Though there is no cure for Alzheimer’s, there are many effective treatments, especially with early intervention for patients with healthy brains. Common treatments include medication, a good diet, physical exercise, and social engagement. If detected early, people can preserve their quality of life. Another important element is treating hearing loss.
The Effects of Untreated Hearing Loss on the Brain
There are many intersections between hearing health and healthy cognitive abilities. Because one in three people over the age of 65 experience some degree of hearing loss, and the majority of Alzheimer’s patients are over the age of 65, we find some parallel in the two conditions.
While hearing impairment has commonly been accepted as a fact of aging, studies from Johns Hopkins have pointed to a possible link between hearing impairment and cognitive decline. Our brains, which are on average 1300-1500 cubic centimeters, peak in size in our mid-20s and begin to shrink as we get older, which contributes to cognitive decline. Researchers at Johns Hopkins found that cognitive decline is more likely to expedite over the long term for hearing-impaired test subjects, who “lost more than an additional cubic centimeter of brain tissue each year compared with those with normal hearing.”
In a study with 639 subjects, Dr. Frank Lin and his team of researchers monitored cognitive decline in correlation with hearing loss over a span of 12 to 18 years and found that the “worse the initial hearing loss was, the more likely the person was to develop dementia.” According to Dr. Lin, “Our results suggest that hearing loss could be another ‘hit’ on the brain in many ways.” Lin points to three particular areas that could be affected: cognitive load, changes in brain structure and function, and reduced social engagement.

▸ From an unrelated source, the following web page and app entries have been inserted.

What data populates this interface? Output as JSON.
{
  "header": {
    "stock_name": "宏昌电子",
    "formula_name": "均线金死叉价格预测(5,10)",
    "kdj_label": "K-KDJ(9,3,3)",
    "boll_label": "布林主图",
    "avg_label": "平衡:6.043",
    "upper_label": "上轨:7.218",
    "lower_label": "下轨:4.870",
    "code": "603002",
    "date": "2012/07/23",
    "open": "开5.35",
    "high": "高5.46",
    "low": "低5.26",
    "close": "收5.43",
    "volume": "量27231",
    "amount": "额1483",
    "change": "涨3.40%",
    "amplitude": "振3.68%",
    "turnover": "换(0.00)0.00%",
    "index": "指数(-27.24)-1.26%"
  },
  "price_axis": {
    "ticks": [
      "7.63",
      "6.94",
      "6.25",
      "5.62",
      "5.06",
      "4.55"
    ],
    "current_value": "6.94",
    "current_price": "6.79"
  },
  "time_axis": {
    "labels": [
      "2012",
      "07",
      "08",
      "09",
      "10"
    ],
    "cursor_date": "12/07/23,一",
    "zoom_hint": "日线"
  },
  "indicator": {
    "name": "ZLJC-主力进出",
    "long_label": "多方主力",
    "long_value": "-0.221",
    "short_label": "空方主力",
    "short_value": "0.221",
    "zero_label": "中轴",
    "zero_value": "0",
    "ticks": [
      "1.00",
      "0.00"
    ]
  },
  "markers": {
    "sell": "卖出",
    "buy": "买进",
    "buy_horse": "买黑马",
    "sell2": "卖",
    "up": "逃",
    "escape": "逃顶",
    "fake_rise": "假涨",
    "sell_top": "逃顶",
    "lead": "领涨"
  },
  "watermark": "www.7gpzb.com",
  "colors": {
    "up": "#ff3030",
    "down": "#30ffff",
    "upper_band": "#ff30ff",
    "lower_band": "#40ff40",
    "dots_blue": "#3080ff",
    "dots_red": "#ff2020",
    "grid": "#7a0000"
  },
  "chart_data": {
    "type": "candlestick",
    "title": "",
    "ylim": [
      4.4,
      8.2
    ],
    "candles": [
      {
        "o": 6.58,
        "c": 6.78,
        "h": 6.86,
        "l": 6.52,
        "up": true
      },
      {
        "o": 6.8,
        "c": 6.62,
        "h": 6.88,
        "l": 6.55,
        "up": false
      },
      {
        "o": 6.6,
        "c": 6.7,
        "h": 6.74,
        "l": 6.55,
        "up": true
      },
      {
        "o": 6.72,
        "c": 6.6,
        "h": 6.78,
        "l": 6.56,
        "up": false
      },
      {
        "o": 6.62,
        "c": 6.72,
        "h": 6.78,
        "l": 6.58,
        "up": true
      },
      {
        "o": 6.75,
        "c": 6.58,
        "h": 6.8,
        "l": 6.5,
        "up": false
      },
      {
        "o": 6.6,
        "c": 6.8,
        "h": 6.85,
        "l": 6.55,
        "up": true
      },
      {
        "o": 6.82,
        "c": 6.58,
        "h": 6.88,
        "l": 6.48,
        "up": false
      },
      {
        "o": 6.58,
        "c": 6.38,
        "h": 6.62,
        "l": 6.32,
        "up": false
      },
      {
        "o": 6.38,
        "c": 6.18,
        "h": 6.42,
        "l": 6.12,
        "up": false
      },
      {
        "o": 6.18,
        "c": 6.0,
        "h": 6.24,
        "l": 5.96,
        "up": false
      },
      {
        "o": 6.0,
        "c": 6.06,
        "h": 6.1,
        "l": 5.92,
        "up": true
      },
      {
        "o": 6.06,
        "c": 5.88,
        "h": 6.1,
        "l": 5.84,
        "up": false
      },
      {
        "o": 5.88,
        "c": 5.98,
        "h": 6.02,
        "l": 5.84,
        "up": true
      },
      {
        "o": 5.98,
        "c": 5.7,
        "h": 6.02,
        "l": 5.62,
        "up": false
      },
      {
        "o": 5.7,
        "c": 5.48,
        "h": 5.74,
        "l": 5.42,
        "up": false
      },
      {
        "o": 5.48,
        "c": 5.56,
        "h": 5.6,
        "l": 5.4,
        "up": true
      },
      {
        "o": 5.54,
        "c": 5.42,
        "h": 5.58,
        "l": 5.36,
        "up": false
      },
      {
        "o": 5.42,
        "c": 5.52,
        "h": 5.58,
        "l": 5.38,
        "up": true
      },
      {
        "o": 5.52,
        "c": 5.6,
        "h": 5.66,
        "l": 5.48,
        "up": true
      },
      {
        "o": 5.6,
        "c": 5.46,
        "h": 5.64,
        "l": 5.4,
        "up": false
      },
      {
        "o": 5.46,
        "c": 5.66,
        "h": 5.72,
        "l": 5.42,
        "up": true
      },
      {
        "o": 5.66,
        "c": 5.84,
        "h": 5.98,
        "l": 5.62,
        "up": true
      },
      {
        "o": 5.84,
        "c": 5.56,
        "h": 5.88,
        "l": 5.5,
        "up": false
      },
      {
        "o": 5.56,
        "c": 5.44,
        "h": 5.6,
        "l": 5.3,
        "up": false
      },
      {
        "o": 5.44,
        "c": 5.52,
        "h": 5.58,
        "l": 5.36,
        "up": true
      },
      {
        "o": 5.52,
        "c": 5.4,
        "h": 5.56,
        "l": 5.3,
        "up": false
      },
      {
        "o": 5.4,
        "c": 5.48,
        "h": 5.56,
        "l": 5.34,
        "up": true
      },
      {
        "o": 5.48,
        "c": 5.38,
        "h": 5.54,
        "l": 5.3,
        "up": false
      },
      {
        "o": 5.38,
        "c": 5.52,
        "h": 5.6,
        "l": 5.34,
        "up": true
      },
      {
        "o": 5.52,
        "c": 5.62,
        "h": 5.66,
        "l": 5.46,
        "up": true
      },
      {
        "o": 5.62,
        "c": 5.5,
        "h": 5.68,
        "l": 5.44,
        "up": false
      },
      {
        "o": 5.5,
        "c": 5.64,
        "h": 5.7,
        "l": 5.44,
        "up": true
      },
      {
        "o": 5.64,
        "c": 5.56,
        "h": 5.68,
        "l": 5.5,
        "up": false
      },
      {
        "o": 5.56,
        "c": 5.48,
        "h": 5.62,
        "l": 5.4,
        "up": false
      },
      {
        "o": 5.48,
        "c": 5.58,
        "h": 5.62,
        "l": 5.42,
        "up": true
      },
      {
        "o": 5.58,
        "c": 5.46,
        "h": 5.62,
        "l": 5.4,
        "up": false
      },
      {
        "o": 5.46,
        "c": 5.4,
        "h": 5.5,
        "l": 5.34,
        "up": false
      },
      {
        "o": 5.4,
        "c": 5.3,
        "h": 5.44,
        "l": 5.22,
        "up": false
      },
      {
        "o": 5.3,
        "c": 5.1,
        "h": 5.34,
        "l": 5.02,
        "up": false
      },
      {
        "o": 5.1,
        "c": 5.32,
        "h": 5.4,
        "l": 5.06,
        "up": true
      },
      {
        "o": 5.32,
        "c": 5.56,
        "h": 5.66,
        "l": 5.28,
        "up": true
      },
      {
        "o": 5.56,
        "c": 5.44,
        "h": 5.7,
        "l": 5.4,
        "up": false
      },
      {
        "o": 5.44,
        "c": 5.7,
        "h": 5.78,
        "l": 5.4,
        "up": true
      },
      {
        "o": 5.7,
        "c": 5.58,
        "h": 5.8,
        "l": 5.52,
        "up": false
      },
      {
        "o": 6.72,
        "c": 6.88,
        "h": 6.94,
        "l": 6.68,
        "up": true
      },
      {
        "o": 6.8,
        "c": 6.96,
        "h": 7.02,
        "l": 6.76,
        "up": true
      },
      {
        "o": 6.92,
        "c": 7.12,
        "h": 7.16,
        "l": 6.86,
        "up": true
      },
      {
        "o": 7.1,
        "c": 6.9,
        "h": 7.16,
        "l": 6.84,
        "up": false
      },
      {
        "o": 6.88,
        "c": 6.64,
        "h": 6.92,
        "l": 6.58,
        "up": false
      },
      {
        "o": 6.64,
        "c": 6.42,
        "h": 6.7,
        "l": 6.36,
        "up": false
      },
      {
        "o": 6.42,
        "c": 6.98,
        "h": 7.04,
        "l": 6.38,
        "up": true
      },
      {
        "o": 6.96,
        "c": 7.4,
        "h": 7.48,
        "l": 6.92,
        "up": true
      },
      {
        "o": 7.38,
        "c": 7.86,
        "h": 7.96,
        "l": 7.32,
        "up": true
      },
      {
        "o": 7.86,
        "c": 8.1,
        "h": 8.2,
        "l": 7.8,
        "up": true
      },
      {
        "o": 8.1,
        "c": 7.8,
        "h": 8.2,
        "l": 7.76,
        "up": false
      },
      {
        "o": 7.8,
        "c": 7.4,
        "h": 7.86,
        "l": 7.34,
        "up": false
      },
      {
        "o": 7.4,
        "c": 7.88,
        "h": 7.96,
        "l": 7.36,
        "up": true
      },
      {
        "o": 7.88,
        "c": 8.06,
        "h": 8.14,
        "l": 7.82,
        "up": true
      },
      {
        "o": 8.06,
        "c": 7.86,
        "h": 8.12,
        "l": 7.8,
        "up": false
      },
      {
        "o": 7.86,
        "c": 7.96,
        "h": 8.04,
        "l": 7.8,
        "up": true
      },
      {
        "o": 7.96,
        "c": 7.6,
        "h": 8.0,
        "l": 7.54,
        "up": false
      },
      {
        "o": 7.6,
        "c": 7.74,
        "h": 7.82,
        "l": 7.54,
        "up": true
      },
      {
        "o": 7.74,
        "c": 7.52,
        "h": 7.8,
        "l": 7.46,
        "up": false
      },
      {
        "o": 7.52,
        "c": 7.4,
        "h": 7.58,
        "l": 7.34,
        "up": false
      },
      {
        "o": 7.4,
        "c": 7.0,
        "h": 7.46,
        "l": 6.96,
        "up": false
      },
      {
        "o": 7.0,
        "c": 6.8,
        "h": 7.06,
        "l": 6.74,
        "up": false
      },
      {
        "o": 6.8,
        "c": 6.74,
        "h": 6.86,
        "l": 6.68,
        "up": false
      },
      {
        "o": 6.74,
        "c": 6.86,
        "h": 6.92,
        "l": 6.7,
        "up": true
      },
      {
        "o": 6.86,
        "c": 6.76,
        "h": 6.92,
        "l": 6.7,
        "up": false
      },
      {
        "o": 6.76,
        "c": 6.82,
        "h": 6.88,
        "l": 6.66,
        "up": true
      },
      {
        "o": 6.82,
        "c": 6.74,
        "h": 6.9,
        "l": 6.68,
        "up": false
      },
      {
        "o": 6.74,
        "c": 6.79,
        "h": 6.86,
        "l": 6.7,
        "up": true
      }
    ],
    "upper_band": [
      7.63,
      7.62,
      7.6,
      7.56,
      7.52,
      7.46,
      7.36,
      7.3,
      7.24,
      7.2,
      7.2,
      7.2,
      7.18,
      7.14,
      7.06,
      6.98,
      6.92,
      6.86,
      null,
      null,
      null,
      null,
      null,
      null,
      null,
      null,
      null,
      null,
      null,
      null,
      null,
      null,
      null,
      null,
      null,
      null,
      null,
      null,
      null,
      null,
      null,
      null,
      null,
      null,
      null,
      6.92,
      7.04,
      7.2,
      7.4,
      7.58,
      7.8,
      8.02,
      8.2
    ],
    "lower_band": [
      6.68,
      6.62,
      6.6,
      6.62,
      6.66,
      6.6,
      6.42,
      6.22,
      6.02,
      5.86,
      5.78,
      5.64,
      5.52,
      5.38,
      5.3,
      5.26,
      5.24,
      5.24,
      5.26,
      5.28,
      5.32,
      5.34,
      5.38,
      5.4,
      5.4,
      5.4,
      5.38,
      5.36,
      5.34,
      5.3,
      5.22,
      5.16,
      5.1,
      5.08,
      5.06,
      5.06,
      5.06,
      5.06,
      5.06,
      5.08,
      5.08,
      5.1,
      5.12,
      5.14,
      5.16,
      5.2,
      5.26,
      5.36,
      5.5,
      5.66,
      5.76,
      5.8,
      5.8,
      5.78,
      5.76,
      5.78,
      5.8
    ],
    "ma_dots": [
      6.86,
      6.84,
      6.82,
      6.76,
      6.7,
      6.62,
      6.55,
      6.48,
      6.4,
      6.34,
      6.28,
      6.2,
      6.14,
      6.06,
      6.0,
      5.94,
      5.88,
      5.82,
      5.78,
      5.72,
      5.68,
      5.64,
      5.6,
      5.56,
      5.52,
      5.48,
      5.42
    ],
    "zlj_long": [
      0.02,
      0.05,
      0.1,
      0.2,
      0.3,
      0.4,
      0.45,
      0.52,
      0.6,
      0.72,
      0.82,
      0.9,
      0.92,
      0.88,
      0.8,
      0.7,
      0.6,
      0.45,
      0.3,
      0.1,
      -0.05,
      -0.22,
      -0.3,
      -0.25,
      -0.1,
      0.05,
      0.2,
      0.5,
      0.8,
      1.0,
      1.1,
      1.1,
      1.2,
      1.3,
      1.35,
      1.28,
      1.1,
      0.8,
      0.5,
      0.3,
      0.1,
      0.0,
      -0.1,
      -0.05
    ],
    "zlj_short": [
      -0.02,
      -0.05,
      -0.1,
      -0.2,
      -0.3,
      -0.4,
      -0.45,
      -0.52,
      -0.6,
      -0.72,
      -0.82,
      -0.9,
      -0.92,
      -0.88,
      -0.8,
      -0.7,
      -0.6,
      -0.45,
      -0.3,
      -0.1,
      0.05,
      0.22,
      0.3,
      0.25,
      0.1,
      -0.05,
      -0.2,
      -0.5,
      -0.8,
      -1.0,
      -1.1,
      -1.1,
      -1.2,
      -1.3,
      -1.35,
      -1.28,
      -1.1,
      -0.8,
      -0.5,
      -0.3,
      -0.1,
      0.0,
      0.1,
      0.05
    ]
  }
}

With untreated hearing loss, people may struggle to hear and recognize speech, which could lead to a heavier “cognitive load.” Over time, untreated hearing loss could lead to social isolation, which is listed as a risk for Alzheimer’s and dementia. The good news is that treating hearing loss with hearing aids provides significant benefits, both to cognitive health and improving one’s social engagement.
The Use of Hearing Aids Could Reduce Cognitive Decline
Hearing aids are the most common form of treatment for hearing loss. A 2011 study from Japan researched three groups of people (normal hearing, hearing loss without hearing aids, and hearing loss with hearing aids) and gauged their cognitive abilities through a series of tests. They found that “between the three groups…the hearing loss without hearing aids group showed the lowest score” while there was no difference in results from people with normal hearing and people who treated hearing loss with hearing aids. They concluded “that prescription of a hearing aid during the early stages of hearing loss is related to the retention of cognitive abilities in such elderly people.”
Similarly, Dr. Lin at Johns Hopkins believes that the link between untreated hearing loss and cognitive decline offers “a starting point for interventions – even as simple as hearing aids – that could delay or prevent dementia by improving patients’ hearing.” In other words, hearing aids support our brains in the listening process and reconnect us to our loved ones and communities, keeping us social.
Visit Us at Kenwood Hearing Center
Scheduling an annual hearing test is an important part of maintain your hearing health, as well as your cognitive health. For more information and to schedule a consultation, contact us at Kenwood Hearing Center.